- Brands, H. W. (2011). Greenback Planet: How the Dollar Conquered the World and Threatened Civilization as We Know It. University of Texas Press.
- Brown, Ellen Hodgson (2012). Web of Debt: The Shocking Truth about Our Money System and how We Can Break Free (5th ed.). Third Millennium Press. ISBN 978-0-9833308-5-1.[unreliable source?]
- Friedberg, Arthur L.; Friedberg, Ira S. (2013). Paper Money of the United States (20th ed.). Coin & Currency Institute. ISBN 978-0-87184-020-2. Retrieved 25 January 2020.
- Hessler, Gene (2004). U.S. Essay, Proof and Specimen Notes (2nd ed.). BNR Press. ISBN 0-931960-62-2.
- Mitchell, Wesley Clair (1903). A history of the greenbacks: with special reference to the economic consequences of their issue: 1862–65. University of Chicago Press.
- Leigh, Philip (2014). Lee's Lost Dispatch and Other Civil War Controversies. Yardley, PA: Westholme.
- Oberholtzer, Ellis Paxson (1904). Abraham Lincoln. Philadelphia: George W. Jacobs. Vol.I Vol.II
- Oberholtzer, Ellis Paxson (1907). Jay Cooke: Financier of the Civil War. Philadelphia: George W. Jacobs. Vol.I Vol.II
- Zarlenga, Stephen (2002). The Lost Science of Money. Valatie, NY: American Monetary Institute.
- Bye, John O. (1963). Lincoln's greenback currency.
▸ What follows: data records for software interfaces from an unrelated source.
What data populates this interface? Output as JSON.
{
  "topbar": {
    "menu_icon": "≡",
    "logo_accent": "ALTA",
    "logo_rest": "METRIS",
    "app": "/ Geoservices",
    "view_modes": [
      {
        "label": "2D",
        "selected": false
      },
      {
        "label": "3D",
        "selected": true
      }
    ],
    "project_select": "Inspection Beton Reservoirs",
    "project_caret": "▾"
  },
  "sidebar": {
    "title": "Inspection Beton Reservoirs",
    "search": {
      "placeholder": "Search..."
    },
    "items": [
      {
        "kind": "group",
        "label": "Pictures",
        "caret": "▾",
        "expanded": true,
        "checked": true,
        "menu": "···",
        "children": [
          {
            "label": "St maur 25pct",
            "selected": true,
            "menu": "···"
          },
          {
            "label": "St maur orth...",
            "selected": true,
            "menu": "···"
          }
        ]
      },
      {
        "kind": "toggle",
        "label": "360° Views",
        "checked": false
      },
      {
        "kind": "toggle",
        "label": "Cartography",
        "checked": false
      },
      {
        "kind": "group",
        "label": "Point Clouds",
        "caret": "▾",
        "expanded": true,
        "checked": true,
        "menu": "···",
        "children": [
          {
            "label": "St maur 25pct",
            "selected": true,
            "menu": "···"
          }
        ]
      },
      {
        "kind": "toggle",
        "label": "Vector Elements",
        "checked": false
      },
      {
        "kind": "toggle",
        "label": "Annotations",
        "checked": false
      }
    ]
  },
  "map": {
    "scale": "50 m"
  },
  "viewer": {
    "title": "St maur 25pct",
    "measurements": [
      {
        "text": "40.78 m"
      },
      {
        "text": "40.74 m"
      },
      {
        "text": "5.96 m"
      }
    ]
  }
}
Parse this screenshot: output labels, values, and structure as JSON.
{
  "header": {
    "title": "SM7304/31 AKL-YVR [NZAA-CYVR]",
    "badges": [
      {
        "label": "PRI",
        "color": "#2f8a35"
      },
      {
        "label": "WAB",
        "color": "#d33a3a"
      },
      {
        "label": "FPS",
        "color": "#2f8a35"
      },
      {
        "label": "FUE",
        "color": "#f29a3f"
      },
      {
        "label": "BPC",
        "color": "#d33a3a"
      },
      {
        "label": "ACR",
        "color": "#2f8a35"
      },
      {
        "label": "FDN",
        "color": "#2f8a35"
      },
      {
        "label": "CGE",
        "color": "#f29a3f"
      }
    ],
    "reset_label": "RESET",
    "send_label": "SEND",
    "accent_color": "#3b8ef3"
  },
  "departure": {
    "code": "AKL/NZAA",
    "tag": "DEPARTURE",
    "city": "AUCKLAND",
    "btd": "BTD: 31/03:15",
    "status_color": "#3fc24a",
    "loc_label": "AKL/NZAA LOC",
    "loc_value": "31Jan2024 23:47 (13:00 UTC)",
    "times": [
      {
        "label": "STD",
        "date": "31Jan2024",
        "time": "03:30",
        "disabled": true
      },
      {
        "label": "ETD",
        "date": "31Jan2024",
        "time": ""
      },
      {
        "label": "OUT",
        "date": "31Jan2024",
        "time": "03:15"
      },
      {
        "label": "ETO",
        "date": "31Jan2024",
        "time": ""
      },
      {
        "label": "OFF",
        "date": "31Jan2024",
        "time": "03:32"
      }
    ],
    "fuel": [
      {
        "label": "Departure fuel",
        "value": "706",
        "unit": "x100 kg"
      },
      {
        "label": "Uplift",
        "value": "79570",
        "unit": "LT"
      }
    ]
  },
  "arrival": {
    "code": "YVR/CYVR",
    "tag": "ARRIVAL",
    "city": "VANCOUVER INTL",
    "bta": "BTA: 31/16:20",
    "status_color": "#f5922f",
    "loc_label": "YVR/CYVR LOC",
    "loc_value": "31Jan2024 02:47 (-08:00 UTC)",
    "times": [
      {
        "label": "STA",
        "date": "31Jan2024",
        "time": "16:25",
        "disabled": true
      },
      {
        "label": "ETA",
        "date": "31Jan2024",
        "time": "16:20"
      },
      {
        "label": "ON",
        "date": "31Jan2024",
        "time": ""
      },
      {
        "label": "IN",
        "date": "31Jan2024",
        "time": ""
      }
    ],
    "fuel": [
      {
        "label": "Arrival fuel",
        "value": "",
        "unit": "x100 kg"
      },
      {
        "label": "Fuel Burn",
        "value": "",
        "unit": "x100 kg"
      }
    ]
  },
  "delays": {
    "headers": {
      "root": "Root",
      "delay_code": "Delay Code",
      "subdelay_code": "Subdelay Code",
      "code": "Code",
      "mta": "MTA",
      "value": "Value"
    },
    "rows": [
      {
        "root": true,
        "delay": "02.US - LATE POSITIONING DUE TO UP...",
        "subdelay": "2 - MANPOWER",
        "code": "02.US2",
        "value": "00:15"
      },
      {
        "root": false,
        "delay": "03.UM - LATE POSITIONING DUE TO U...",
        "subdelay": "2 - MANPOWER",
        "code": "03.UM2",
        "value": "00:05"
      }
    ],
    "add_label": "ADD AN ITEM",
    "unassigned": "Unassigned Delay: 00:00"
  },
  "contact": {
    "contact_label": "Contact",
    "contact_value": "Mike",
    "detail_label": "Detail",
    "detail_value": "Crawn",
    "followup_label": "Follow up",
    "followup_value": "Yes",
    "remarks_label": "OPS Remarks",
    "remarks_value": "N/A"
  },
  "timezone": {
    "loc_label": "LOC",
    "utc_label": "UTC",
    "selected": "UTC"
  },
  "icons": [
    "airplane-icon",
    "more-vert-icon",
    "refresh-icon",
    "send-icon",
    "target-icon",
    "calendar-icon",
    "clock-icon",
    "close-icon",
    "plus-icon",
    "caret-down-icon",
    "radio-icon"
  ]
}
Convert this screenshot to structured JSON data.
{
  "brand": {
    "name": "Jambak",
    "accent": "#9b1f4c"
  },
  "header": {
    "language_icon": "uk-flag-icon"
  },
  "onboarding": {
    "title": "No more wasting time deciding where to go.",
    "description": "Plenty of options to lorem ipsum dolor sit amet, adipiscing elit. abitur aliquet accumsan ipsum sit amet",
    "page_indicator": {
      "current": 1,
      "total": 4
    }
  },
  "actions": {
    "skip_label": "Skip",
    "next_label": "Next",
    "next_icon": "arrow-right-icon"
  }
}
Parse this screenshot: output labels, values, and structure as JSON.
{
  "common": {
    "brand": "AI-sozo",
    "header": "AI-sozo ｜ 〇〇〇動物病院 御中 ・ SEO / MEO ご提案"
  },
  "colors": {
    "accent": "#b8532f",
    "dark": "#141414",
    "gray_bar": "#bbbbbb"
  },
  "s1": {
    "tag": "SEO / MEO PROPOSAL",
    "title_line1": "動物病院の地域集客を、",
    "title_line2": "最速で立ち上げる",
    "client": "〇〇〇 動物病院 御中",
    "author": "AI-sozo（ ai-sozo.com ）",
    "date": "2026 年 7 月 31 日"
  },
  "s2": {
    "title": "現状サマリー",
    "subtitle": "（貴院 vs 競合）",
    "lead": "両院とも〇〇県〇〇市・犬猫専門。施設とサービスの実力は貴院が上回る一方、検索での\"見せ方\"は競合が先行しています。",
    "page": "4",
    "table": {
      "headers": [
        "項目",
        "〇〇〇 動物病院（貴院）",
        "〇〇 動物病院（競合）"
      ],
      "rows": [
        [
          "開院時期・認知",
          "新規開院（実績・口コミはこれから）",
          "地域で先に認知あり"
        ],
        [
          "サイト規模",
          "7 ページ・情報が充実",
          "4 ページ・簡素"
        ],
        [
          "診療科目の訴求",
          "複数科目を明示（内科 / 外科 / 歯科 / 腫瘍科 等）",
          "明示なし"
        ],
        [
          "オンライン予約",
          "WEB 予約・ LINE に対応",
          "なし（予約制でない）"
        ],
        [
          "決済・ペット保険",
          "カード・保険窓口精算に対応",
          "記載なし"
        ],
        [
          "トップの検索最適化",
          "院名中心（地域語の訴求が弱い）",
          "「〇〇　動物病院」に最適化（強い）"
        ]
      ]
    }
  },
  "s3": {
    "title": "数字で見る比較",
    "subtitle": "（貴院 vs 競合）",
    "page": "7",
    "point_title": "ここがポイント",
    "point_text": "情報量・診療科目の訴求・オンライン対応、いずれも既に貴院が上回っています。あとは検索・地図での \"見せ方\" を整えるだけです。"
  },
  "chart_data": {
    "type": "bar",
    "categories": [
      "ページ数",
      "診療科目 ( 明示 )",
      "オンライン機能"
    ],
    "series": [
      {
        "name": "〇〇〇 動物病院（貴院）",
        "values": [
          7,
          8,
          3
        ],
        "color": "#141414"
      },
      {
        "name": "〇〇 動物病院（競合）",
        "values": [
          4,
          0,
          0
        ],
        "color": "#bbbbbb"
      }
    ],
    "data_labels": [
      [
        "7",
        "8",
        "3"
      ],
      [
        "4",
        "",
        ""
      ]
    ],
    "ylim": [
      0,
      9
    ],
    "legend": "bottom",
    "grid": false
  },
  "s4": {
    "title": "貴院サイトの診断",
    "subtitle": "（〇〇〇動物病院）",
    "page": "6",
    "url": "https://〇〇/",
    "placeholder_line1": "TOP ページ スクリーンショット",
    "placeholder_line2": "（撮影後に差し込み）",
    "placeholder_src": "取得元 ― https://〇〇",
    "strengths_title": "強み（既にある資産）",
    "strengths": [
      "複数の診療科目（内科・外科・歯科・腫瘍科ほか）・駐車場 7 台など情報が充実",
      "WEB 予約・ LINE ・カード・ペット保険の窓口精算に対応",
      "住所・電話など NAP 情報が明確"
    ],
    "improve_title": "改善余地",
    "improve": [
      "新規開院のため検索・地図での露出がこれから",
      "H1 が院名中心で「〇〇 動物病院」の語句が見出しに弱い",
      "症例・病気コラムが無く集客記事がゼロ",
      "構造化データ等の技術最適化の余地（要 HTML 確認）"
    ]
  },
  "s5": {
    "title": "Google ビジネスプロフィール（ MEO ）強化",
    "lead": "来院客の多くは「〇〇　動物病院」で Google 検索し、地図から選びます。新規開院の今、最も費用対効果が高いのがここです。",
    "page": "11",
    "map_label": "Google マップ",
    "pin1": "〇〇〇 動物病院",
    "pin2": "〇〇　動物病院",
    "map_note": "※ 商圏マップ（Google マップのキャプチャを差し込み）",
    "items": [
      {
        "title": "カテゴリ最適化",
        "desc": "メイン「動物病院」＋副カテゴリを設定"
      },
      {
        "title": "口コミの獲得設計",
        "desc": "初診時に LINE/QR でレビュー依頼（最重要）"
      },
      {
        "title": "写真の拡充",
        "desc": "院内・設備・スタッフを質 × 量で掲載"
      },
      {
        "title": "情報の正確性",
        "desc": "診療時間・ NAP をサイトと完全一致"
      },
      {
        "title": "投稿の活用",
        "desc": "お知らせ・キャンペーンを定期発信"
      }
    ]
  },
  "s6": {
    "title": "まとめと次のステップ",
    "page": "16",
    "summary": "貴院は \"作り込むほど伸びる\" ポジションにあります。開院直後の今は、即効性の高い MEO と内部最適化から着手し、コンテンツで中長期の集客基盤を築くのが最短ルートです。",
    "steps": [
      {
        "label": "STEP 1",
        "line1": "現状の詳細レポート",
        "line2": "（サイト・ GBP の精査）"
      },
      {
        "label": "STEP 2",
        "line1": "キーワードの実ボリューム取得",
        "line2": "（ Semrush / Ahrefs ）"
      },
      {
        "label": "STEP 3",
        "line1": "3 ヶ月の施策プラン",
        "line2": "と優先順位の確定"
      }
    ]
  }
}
University of Michigan.
- Noll, Franklin (March 2012). "The United States Monopolization of Bank Note Production: Politics, Government, and the Greenback, 1862–1878". American Nineteenth Century History (13): 15–43.